■ **TASK INPUTS**
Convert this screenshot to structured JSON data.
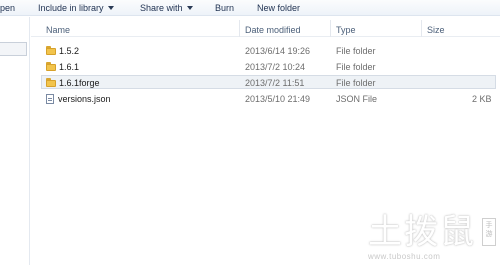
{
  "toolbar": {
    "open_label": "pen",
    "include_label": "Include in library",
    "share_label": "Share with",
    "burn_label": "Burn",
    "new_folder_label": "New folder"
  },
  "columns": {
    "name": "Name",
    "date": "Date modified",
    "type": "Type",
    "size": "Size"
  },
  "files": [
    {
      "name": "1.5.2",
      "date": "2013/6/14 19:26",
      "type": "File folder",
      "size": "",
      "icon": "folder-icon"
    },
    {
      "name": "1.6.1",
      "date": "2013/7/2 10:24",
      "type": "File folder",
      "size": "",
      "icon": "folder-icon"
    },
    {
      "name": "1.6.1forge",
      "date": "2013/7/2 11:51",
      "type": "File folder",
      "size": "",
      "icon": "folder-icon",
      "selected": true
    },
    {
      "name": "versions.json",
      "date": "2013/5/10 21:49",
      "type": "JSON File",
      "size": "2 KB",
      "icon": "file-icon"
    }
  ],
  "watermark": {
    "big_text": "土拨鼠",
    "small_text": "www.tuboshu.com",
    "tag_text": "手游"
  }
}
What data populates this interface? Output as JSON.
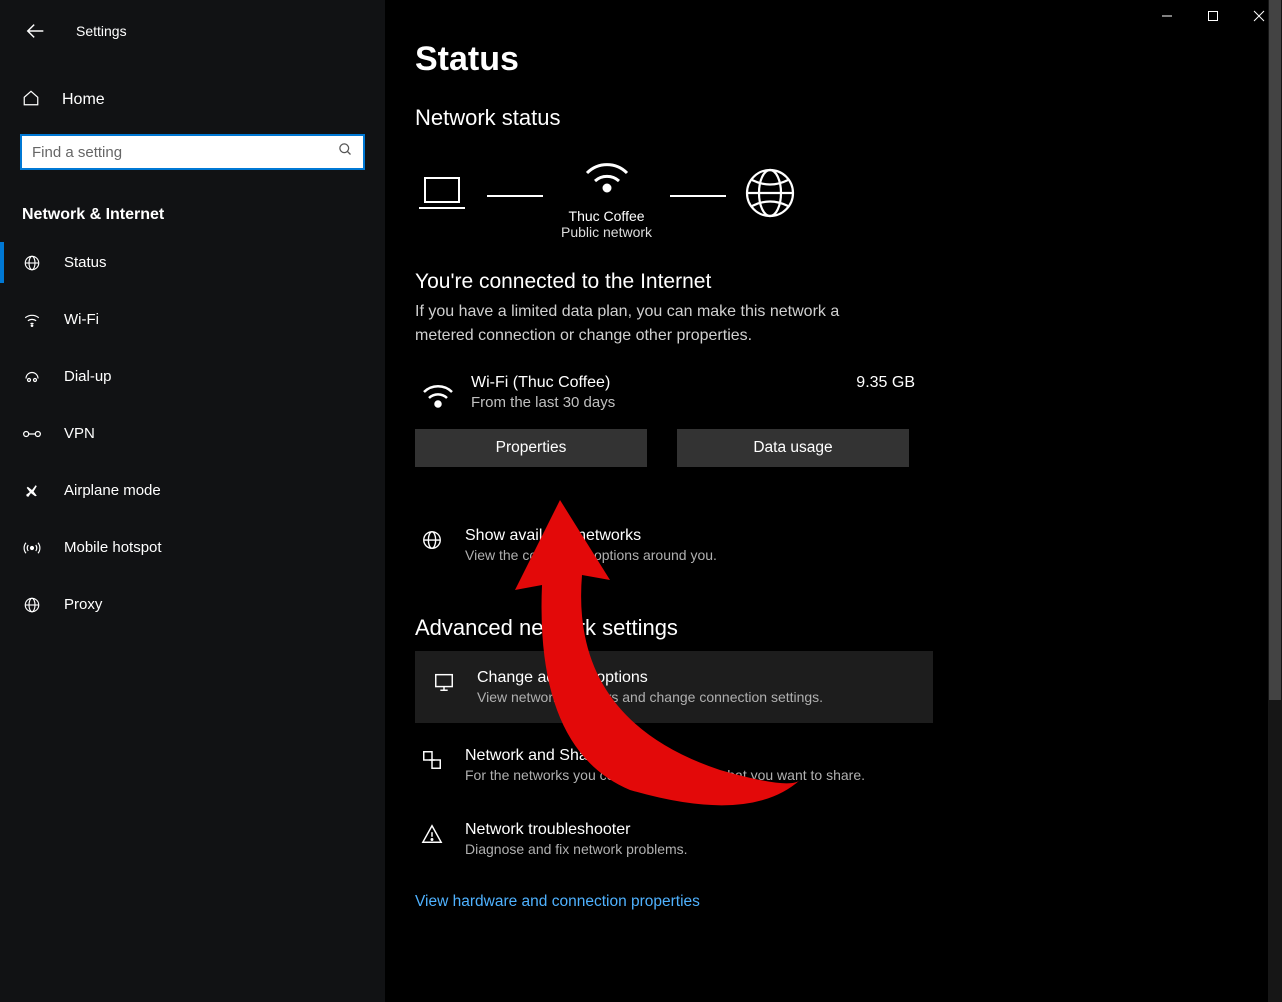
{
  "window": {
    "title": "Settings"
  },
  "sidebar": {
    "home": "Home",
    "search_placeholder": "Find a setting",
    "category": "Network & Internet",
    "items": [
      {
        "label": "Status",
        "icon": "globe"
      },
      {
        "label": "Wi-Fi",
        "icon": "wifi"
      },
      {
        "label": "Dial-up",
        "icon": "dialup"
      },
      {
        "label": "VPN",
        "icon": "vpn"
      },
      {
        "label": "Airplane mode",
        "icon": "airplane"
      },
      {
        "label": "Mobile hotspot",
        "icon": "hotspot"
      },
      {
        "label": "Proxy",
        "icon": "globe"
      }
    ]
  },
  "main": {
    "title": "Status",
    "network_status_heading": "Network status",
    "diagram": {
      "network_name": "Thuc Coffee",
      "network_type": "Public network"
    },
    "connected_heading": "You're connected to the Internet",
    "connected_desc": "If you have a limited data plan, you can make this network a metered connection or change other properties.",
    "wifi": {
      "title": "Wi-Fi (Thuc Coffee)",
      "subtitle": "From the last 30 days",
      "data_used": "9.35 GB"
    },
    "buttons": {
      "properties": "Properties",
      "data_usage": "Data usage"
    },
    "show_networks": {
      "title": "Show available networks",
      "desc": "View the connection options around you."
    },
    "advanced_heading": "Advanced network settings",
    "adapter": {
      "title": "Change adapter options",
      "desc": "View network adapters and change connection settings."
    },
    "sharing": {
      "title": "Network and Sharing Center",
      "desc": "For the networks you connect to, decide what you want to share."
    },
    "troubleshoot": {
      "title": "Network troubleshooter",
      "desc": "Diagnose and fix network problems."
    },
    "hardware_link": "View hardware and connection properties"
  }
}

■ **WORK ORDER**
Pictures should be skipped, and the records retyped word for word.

■ **ANSWER FOR THIS EXERCISE**
Convert this screenshot to structured JSON data.
{
  "toolbar": {
    "open_label": "pen",
    "include_label": "Include in library",
    "share_label": "Share with",
    "burn_label": "Burn",
    "new_folder_label": "New folder"
  },
  "columns": {
    "name": "Name",
    "date": "Date modified",
    "type": "Type",
    "size": "Size"
  },
  "files": [
    {
      "name": "1.5.2",
      "date": "2013/6/14 19:26",
      "type": "File folder",
      "size": "",
      "icon": "folder-icon"
    },
    {
      "name": "1.6.1",
      "date": "2013/7/2 10:24",
      "type": "File folder",
      "size": "",
      "icon": "folder-icon"
    },
    {
      "name": "1.6.1forge",
      "date": "2013/7/2 11:51",
      "type": "File folder",
      "size": "",
      "icon": "folder-icon",
      "selected": true
    },
    {
      "name": "versions.json",
      "date": "2013/5/10 21:49",
      "type": "JSON File",
      "size": "2 KB",
      "icon": "file-icon"
    }
  ],
  "watermark": {
    "big_text": "土拨鼠",
    "small_text": "www.tuboshu.com",
    "tag_text": "手游"
  }
}
What data populates this interface? Output as JSON.
{
  "window": {
    "title": "Settings"
  },
  "sidebar": {
    "home": "Home",
    "search_placeholder": "Find a setting",
    "category": "Network & Internet",
    "items": [
      {
        "label": "Status",
        "icon": "globe"
      },
      {
        "label": "Wi-Fi",
        "icon": "wifi"
      },
      {
        "label": "Dial-up",
        "icon": "dialup"
      },
      {
        "label": "VPN",
        "icon": "vpn"
      },
      {
        "label": "Airplane mode",
        "icon": "airplane"
      },
      {
        "label": "Mobile hotspot",
        "icon": "hotspot"
      },
      {
        "label": "Proxy",
        "icon": "globe"
      }
    ]
  },
  "main": {
    "title": "Status",
    "network_status_heading": "Network status",
    "diagram": {
      "network_name": "Thuc Coffee",
      "network_type": "Public network"
    },
    "connected_heading": "You're connected to the Internet",
    "connected_desc": "If you have a limited data plan, you can make this network a metered connection or change other properties.",
    "wifi": {
      "title": "Wi-Fi (Thuc Coffee)",
      "subtitle": "From the last 30 days",
      "data_used": "9.35 GB"
    },
    "buttons": {
      "properties": "Properties",
      "data_usage": "Data usage"
    },
    "show_networks": {
      "title": "Show available networks",
      "desc": "View the connection options around you."
    },
    "advanced_heading": "Advanced network settings",
    "adapter": {
      "title": "Change adapter options",
      "desc": "View network adapters and change connection settings."
    },
    "sharing": {
      "title": "Network and Sharing Center",
      "desc": "For the networks you connect to, decide what you want to share."
    },
    "troubleshoot": {
      "title": "Network troubleshooter",
      "desc": "Diagnose and fix network problems."
    },
    "hardware_link": "View hardware and connection properties"
  }
}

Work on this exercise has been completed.